While ‘Me & Ennui’ contains stories of failed relationships, grief and attempted suicide, Chadwick avoids romanticising tragedy. She takes particular umbrage at hearing suicide spoken about as an unprecedented, defining event in a person’s life, rather than the culmination of difficult circumstances and sustained mental health struggles.
“It’s not your 21st or something. It’s not your wedding day, or the day you graduate fuckin’ uni. It’s not an occurrence; it’s a culmination of things. Some people don’t have the tools, or ability, or the desire to push through,” she says.

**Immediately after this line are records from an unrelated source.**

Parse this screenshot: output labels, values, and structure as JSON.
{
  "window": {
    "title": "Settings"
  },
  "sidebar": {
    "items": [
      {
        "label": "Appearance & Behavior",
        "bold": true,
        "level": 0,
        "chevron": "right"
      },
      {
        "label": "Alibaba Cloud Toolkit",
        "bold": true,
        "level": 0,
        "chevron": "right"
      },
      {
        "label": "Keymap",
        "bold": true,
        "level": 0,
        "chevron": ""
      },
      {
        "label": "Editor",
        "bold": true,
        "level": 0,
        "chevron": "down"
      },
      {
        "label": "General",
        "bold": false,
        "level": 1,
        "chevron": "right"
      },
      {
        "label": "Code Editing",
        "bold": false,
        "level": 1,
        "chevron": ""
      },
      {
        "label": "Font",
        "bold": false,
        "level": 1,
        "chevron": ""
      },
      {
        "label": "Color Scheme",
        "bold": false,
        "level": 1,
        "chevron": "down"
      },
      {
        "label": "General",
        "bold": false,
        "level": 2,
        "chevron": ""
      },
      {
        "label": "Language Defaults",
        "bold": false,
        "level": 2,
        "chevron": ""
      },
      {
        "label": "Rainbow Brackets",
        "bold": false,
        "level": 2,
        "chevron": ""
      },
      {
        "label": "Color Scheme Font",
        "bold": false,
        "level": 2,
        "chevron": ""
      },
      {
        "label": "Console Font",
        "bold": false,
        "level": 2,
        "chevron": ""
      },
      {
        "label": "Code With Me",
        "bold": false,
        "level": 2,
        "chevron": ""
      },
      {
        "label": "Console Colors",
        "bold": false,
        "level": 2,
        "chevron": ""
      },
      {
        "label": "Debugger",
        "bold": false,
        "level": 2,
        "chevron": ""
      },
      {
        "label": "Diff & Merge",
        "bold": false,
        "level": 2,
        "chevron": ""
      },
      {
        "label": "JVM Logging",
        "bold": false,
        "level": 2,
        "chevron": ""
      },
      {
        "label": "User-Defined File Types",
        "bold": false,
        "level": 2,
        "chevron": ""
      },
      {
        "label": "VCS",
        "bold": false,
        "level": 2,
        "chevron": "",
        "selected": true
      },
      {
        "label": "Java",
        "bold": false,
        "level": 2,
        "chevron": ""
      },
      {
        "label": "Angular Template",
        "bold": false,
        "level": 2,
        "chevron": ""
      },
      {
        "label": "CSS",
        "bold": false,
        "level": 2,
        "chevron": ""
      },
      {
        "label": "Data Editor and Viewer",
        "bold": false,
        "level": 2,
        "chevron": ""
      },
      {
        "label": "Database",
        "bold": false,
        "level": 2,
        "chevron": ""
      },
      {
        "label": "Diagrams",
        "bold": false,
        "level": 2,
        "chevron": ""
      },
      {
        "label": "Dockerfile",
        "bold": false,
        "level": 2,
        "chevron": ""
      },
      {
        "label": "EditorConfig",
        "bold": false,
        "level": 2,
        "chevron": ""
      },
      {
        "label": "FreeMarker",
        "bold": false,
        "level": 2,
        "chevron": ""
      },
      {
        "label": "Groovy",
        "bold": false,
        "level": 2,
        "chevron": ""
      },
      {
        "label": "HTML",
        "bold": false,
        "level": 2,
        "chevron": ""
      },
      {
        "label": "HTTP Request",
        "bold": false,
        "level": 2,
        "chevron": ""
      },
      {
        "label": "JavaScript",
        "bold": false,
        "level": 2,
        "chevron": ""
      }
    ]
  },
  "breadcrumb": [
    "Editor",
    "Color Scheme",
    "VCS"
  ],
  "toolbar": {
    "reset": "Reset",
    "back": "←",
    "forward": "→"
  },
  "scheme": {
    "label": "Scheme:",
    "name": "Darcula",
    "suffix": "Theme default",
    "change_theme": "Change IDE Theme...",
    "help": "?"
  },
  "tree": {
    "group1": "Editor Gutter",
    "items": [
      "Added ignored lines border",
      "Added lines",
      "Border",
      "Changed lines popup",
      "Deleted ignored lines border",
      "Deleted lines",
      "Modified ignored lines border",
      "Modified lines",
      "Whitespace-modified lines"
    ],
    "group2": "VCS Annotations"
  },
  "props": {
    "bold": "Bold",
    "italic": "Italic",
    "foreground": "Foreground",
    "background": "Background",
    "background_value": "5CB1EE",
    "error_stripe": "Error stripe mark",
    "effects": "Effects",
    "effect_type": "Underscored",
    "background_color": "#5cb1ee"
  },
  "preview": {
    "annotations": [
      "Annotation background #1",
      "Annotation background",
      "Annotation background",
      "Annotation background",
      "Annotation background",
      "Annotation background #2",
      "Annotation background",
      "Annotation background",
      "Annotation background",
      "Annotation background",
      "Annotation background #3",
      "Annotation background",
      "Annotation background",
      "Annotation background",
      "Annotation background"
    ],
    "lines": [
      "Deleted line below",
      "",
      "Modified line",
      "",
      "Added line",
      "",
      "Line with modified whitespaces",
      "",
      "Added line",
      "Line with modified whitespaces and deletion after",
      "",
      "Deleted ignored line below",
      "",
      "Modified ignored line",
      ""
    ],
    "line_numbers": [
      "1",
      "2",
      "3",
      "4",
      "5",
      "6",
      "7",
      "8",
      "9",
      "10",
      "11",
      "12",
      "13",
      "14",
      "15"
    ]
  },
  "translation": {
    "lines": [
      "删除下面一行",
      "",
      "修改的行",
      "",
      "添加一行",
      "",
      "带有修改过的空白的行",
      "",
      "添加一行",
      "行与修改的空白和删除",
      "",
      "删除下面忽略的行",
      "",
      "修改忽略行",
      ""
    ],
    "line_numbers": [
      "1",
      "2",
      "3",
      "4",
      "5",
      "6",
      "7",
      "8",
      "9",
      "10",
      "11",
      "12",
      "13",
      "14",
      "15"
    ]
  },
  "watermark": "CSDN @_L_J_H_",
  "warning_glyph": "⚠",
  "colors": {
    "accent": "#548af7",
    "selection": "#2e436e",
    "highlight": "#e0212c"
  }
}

Chadwick sees suicide as the extreme end of a sliding scale of self-destructive behaviour that includes teenagers hyperventilating to pass out, driving too fast and substance abuse – all methods people toy with to escape what ails them. “The impetus to get out is pretty fucking strong in everyone.”
She says fixating on the suicidal moment as the thing that needs to be fixed misses the point, and describes Australia’s mental health services as “deplorable”. While free suicide support lines (like the one found at the bottom of this story) may help people in the moment, to Chadwick they feel like empty gestures arriving too late in the game.
“I just think that it’s probably more useful to focus on making life cool than it is to focus on making people not commit suicide,” she says, in a classic Chadwickian turn of phrase. “Any of my friends that read this will laugh because I get into this a bit when I’ve had a few, like ‘tell us about Make Life Cool [Sarah]’!”
She adds, “If life was cool, people wouldn’t fucking play the pokies. People play pokies because they want warmth, some cake, the illusion of socialising, bright lights, something to fucking do.
“That’s why I think that providing enjoyment to people [is important] and I do enjoy that aspect of doing music and art and making jokes. If you make [life] a bit pleasant then it’s not such a fucking massive bore of an existence.”
‘Me & Ennui Are Friends, Baby’ is out now on Rice Is Nice. Sarah Mary Chadwick begins a weekly residency at Melbourne bar Avalon from February 12.
FOR HELP AND ADVICE ON MENTAL HEALTH:
- Lifeline: 13 11 14
- Beyond Blue: 1300 224 636
- SANE Australia – National mental health charity supporting Australians affected by complex mental illness
- Black Dog Institute – Putting health in mind
- Mental Health Australia – Mentally healthy people, mentally healthy communities
- Headspace Australia – National Youth Mental Health Foundation